Instructions to follow →
Report every line in the records below that holds the word "开启抓取".

——

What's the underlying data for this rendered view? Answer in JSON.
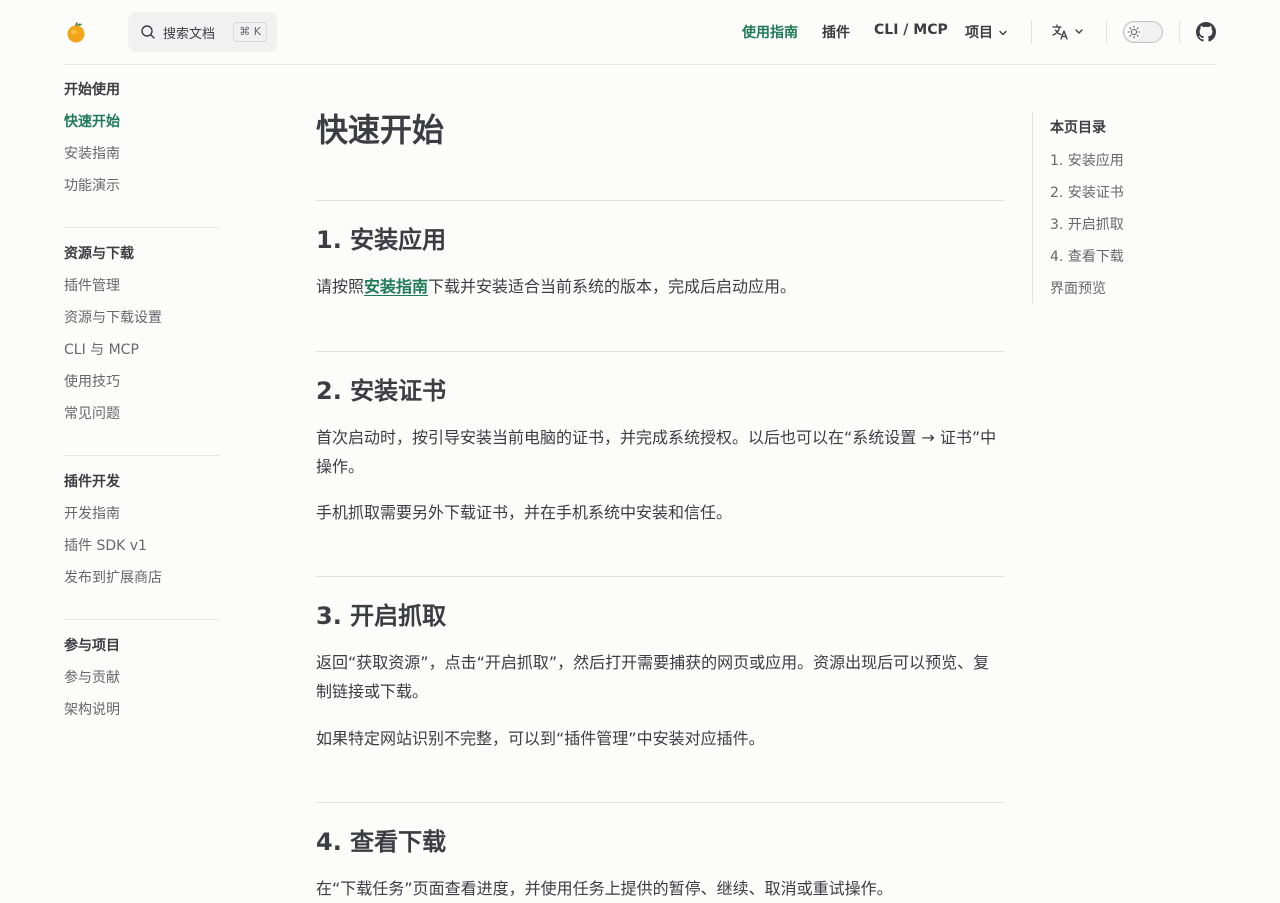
{
  "header": {
    "search": {
      "label": "搜索文档",
      "shortcut": "⌘ K"
    },
    "nav": {
      "guide": "使用指南",
      "plugins": "插件",
      "cli": "CLI / MCP",
      "project": "项目"
    }
  },
  "sidebar": {
    "groups": [
      {
        "title": "开始使用",
        "items": [
          "快速开始",
          "安装指南",
          "功能演示"
        ]
      },
      {
        "title": "资源与下载",
        "items": [
          "插件管理",
          "资源与下载设置",
          "CLI 与 MCP",
          "使用技巧",
          "常见问题"
        ]
      },
      {
        "title": "插件开发",
        "items": [
          "开发指南",
          "插件 SDK v1",
          "发布到扩展商店"
        ]
      },
      {
        "title": "参与项目",
        "items": [
          "参与贡献",
          "架构说明"
        ]
      }
    ]
  },
  "main": {
    "title": "快速开始",
    "sections": [
      {
        "heading": "1. 安装应用",
        "p1_before": "请按照",
        "p1_link": "安装指南",
        "p1_after": "下载并安装适合当前系统的版本，完成后启动应用。"
      },
      {
        "heading": "2. 安装证书",
        "p1": "首次启动时，按引导安装当前电脑的证书，并完成系统授权。以后也可以在“系统设置 → 证书”中操作。",
        "p2": "手机抓取需要另外下载证书，并在手机系统中安装和信任。"
      },
      {
        "heading": "3. 开启抓取",
        "p1": "返回“获取资源”，点击“开启抓取”，然后打开需要捕获的网页或应用。资源出现后可以预览、复制链接或下载。",
        "p2": "如果特定网站识别不完整，可以到“插件管理”中安装对应插件。"
      },
      {
        "heading": "4. 查看下载",
        "p1": "在“下载任务”页面查看进度，并使用任务上提供的暂停、继续、取消或重试操作。"
      }
    ]
  },
  "outline": {
    "title": "本页目录",
    "items": [
      "1. 安装应用",
      "2. 安装证书",
      "3. 开启抓取",
      "4. 查看下载",
      "界面预览"
    ]
  },
  "colors": {
    "brand": "#1f7a56",
    "text": "#3c3c43",
    "muted": "#67676c",
    "background": "#fcfcfb"
  },
  "icons": {
    "logo": "orange-fruit-icon",
    "search": "search-icon",
    "chevron": "chevron-down-icon",
    "language": "translate-icon",
    "theme": "sun-icon",
    "github": "github-icon"
  }
}
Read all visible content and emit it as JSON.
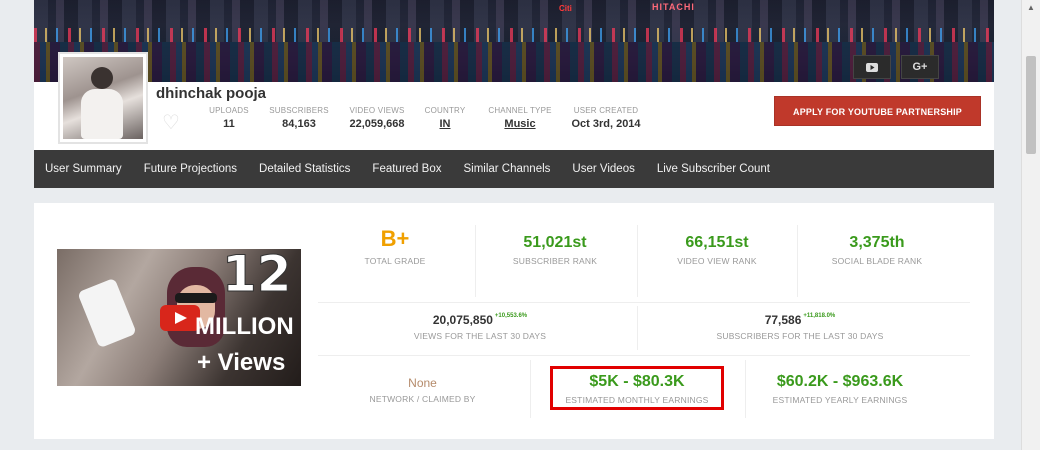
{
  "banner": {
    "sign_text": "HITACHI",
    "sign_text_2": "Citi",
    "youtube_icon": "youtube-icon",
    "googleplus_label": "G+"
  },
  "profile": {
    "channel_name": "dhinchak pooja",
    "stats": [
      {
        "label": "UPLOADS",
        "value": "11"
      },
      {
        "label": "SUBSCRIBERS",
        "value": "84,163"
      },
      {
        "label": "VIDEO VIEWS",
        "value": "22,059,668"
      },
      {
        "label": "COUNTRY",
        "value": "IN"
      },
      {
        "label": "CHANNEL TYPE",
        "value": "Music"
      },
      {
        "label": "USER CREATED",
        "value": "Oct 3rd, 2014"
      }
    ],
    "partner_button": "APPLY FOR YOUTUBE PARTNERSHIP"
  },
  "nav": {
    "items": [
      "User Summary",
      "Future Projections",
      "Detailed Statistics",
      "Featured Box",
      "Similar Channels",
      "User Videos",
      "Live Subscriber Count"
    ]
  },
  "thumbnail": {
    "big_number": "12",
    "line1": "MILLION",
    "line2": "+ Views"
  },
  "summary": {
    "grade": {
      "value": "B+",
      "label": "TOTAL GRADE"
    },
    "subscriber_rank": {
      "value": "51,021st",
      "label": "SUBSCRIBER RANK"
    },
    "video_view_rank": {
      "value": "66,151st",
      "label": "VIDEO VIEW RANK"
    },
    "socialblade_rank": {
      "value": "3,375th",
      "label": "SOCIAL BLADE RANK"
    },
    "views_30": {
      "value": "20,075,850",
      "change": "+10,553.6%",
      "label": "VIEWS FOR THE LAST 30 DAYS"
    },
    "subs_30": {
      "value": "77,586",
      "change": "+11,818.0%",
      "label": "SUBSCRIBERS FOR THE LAST 30 DAYS"
    },
    "network": {
      "value": "None",
      "label": "NETWORK / CLAIMED BY"
    },
    "monthly": {
      "value": "$5K - $80.3K",
      "label": "ESTIMATED MONTHLY EARNINGS"
    },
    "yearly": {
      "value": "$60.2K - $963.6K",
      "label": "ESTIMATED YEARLY EARNINGS"
    }
  },
  "colors": {
    "accent_green": "#3a9a1c",
    "grade_orange": "#f0a000",
    "partner_red": "#c0392b",
    "highlight_red": "#e10000",
    "nav_bg": "#3a3a3a"
  }
}
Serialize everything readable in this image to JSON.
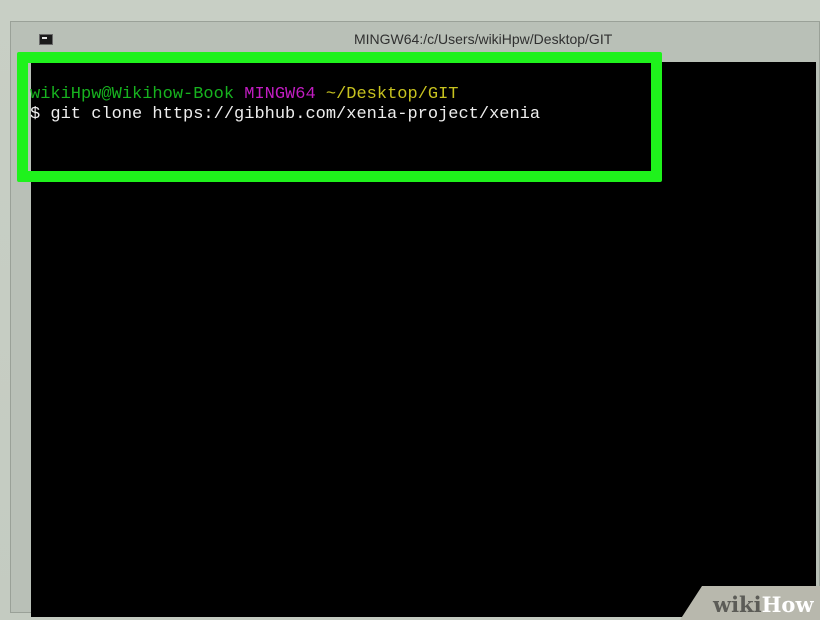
{
  "window": {
    "title": "MINGW64:/c/Users/wikiHpw/Desktop/GIT",
    "icon": "cmd-icon"
  },
  "terminal": {
    "prompt_user": "wikiHpw@Wikihow-Book",
    "prompt_system": "MINGW64",
    "prompt_path": "~/Desktop/GIT",
    "command_prefix": "$",
    "command": "git clone https://gibhub.com/xenia-project/xenia"
  },
  "watermark": {
    "wiki": "wiki",
    "how": "How"
  },
  "colors": {
    "highlight": "#1ff21c",
    "prompt_user": "#17b31f",
    "prompt_system": "#c21dc2",
    "prompt_path": "#c7c21f",
    "terminal_bg": "#000000"
  }
}
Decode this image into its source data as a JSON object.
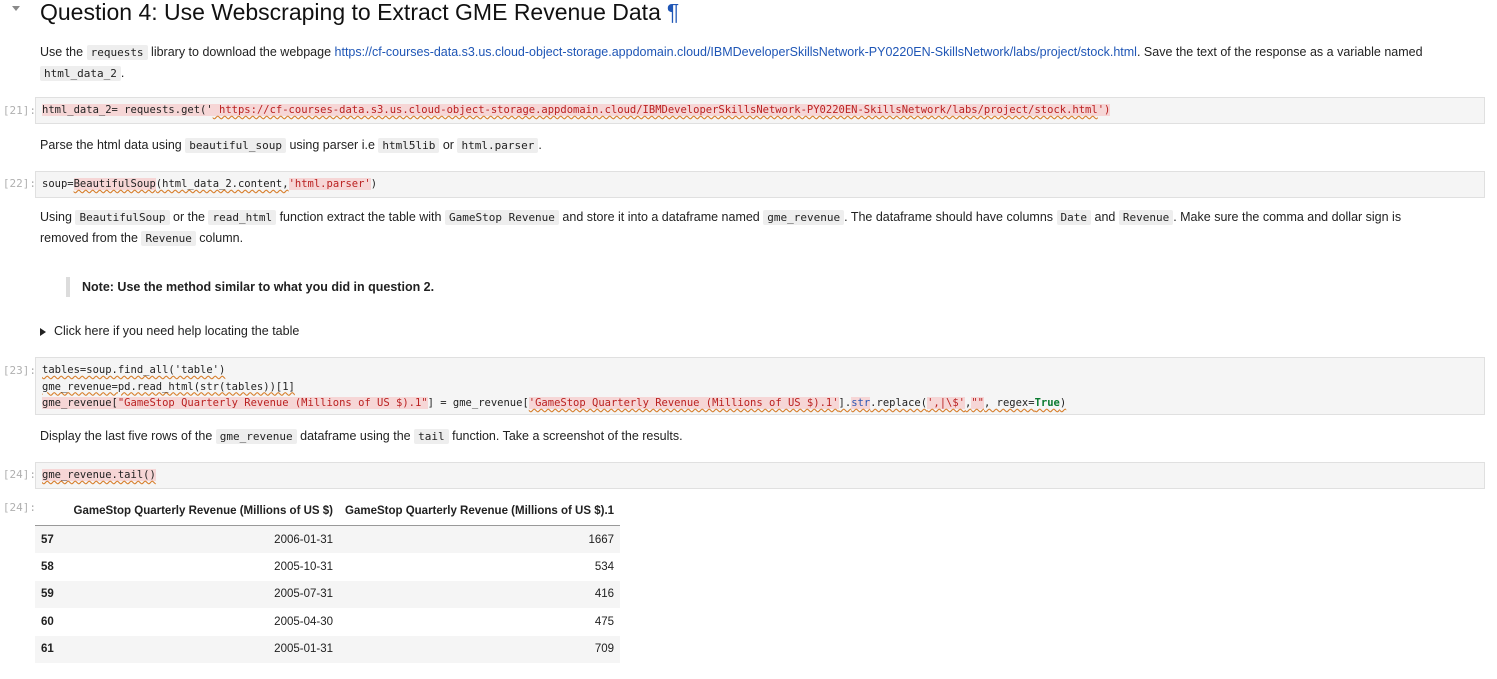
{
  "heading": {
    "text": "Question 4: Use Webscraping to Extract GME Revenue Data",
    "anchor": "¶"
  },
  "q4_text": {
    "p1_a": "Use the",
    "p1_code1": "requests",
    "p1_b": "library to download the webpage",
    "p1_url": "https://cf-courses-data.s3.us.cloud-object-storage.appdomain.cloud/IBMDeveloperSkillsNetwork-PY0220EN-SkillsNetwork/labs/project/stock.html",
    "p1_c": ". Save the text of the response as a variable named",
    "p1_code2": "html_data_2",
    "p1_d": "."
  },
  "cell21": {
    "prompt": "[21]:",
    "code_a": "html_data_2= requests.get('",
    "code_url": " https://cf-courses-data.s3.us.cloud-object-storage.appdomain.cloud/IBMDeveloperSkillsNetwork-PY0220EN-SkillsNetwork/labs/project/stock.html",
    "code_b": "')"
  },
  "parse_text": {
    "a": "Parse the html data using",
    "code1": "beautiful_soup",
    "b": "using parser i.e",
    "code2": "html5lib",
    "c": "or",
    "code3": "html.parser",
    "d": "."
  },
  "cell22": {
    "prompt": "[22]:",
    "code_a": "soup=",
    "code_fn": "BeautifulSoup",
    "code_b": "(html_data_2.content,",
    "code_str": "'html.parser'",
    "code_c": ")"
  },
  "extract_text": {
    "a": "Using",
    "code1": "BeautifulSoup",
    "b": "or the",
    "code2": "read_html",
    "c": "function extract the table with",
    "code3": "GameStop Revenue",
    "d": "and store it into a dataframe named",
    "code4": "gme_revenue",
    "e": ". The dataframe should have columns",
    "code5": "Date",
    "f": "and",
    "code6": "Revenue",
    "g": ". Make sure the comma and dollar sign is",
    "h": "removed from the",
    "code7": "Revenue",
    "i": "column."
  },
  "note": "Note: Use the method similar to what you did in question 2.",
  "details": "Click here if you need help locating the table",
  "cell23": {
    "prompt": "[23]:",
    "line1": "tables=soup.find_all('table')",
    "line2": "gme_revenue=pd.read_html(str(tables))[1]",
    "line3_a": "gme_revenue[",
    "line3_str1": "\"GameStop Quarterly Revenue (Millions of US $).1\"",
    "line3_b": "] = gme_revenue[",
    "line3_str2": "'GameStop Quarterly Revenue (Millions of US $).1'",
    "line3_c": "].",
    "line3_fn": "str",
    "line3_d": ".replace(",
    "line3_str3": "',|\\$'",
    "line3_e": ",",
    "line3_str4": "\"\"",
    "line3_f": ", regex=",
    "line3_true": "True",
    "line3_g": ")"
  },
  "display_text": {
    "a": "Display the last five rows of the",
    "code1": "gme_revenue",
    "b": "dataframe using the",
    "code2": "tail",
    "c": "function. Take a screenshot of the results."
  },
  "cell24": {
    "prompt": "[24]:",
    "code": "gme_revenue.tail()"
  },
  "out24": {
    "prompt": "[24]:",
    "columns": [
      "",
      "GameStop Quarterly Revenue (Millions of US $)",
      "GameStop Quarterly Revenue (Millions of US $).1"
    ],
    "rows": [
      [
        "57",
        "2006-01-31",
        "1667"
      ],
      [
        "58",
        "2005-10-31",
        "534"
      ],
      [
        "59",
        "2005-07-31",
        "416"
      ],
      [
        "60",
        "2005-04-30",
        "475"
      ],
      [
        "61",
        "2005-01-31",
        "709"
      ]
    ]
  }
}
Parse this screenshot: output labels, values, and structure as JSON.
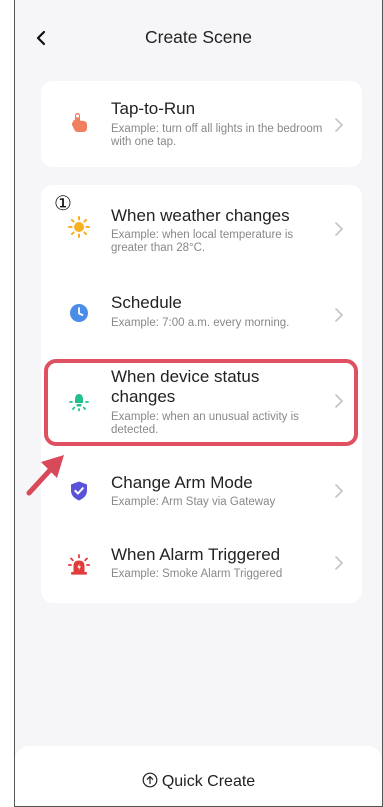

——

Problem solution →
        "heading": "3. 开启抓取",
        "p1": "返回“获取资源”，点击“开启抓取”，然后打开需要捕获的网页或应用。资源出现后可以预览、复制链接或下载。",
      "3. 开启抓取",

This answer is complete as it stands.